The nitty gritty of profit
Bear with me as we delve into some technical business terms. The reason you might choose to stock semi-mounts is to avoid having to carry a brand’s feature diamonds in inventory. Since you are not bearing that cost as an asset, when you sell a semi-mount, you can credit the gross profit of the sale—including the ‘on-demand’ feature diamond—against the cost of the semi-mount alone. This boosts and accurately reflects the economic impact of a branded semi-mount on your inventory investment.
For example, take a $1000 semi-mount with a $3000 diamond you brought in on memo to make the sale—which sits for an entire year before you sell it. The entire cost of the ring was $4000, but you made that sale with only $1000 invested in your store’s inventory. With leverage like that, you don’t need to turn over your semi-mounts two or three times per year for them to be profitable. However, don’t forget a lower turnover means fewer new styles coming into stock.
For the real hardcore inventory analysts, consider the following. If you carry an inventory of loose diamonds to go with your semi-mounts, the more diamonds you have, the less leverage you can claim from your semi-mount program. If you have enough diamonds to fill all of your semi-mounts, then you gain nothing. This means if you have enough diamonds to fill half of your semis, you should attribute half of the diamond markup to your semi-mounts when considering their profitability.

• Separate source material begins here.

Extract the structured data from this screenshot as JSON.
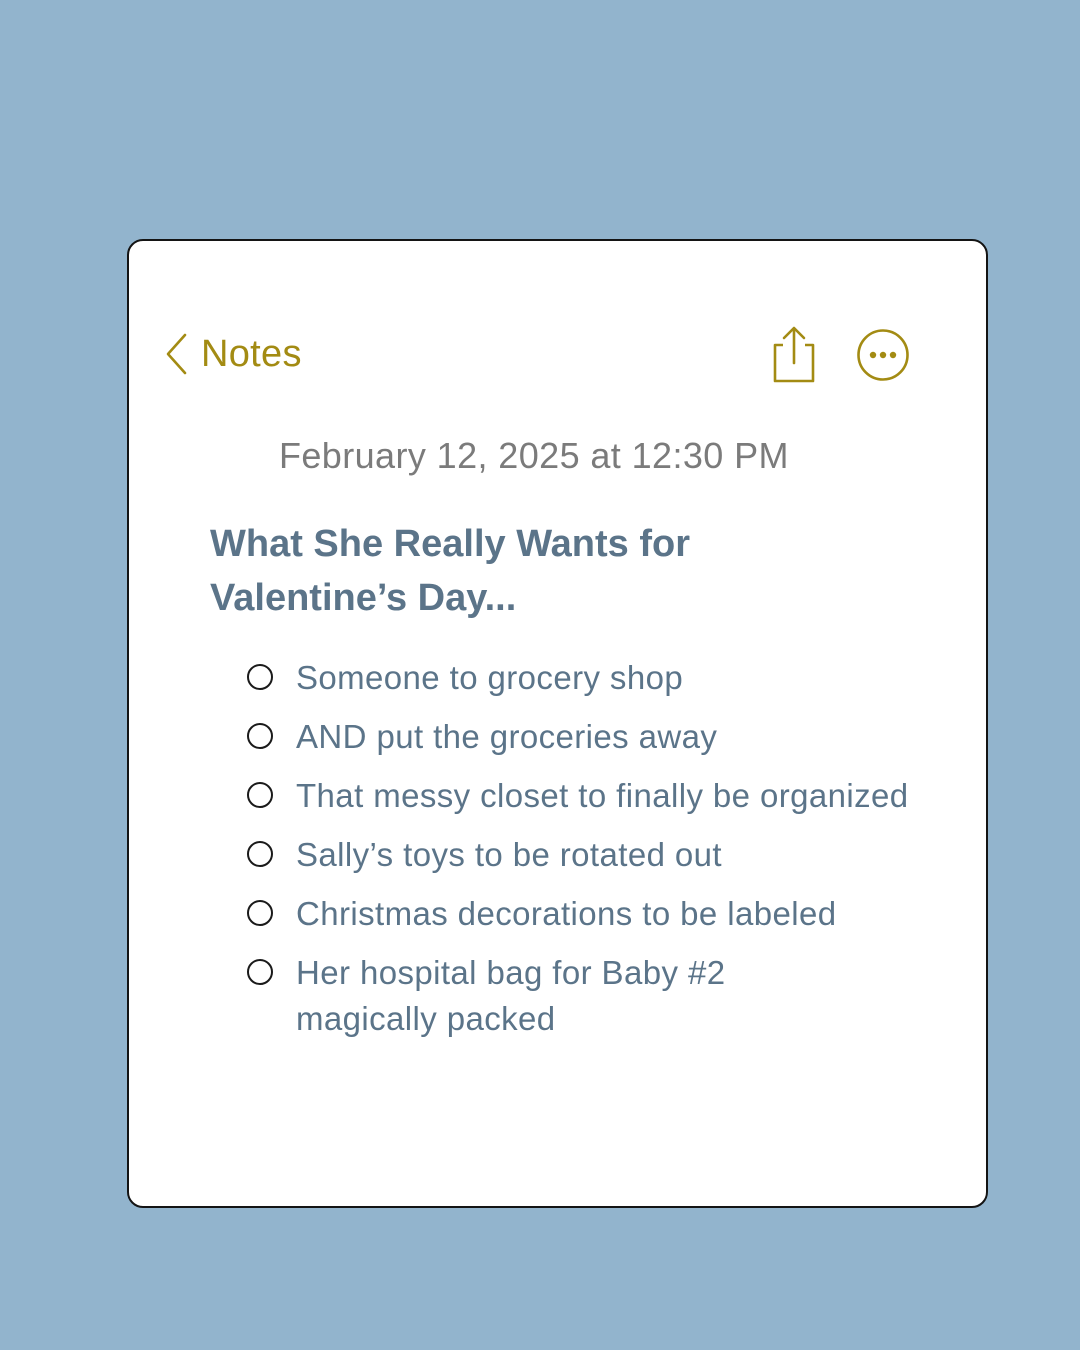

Mind blown? Nobody said being in business in 2018 was going to be easy!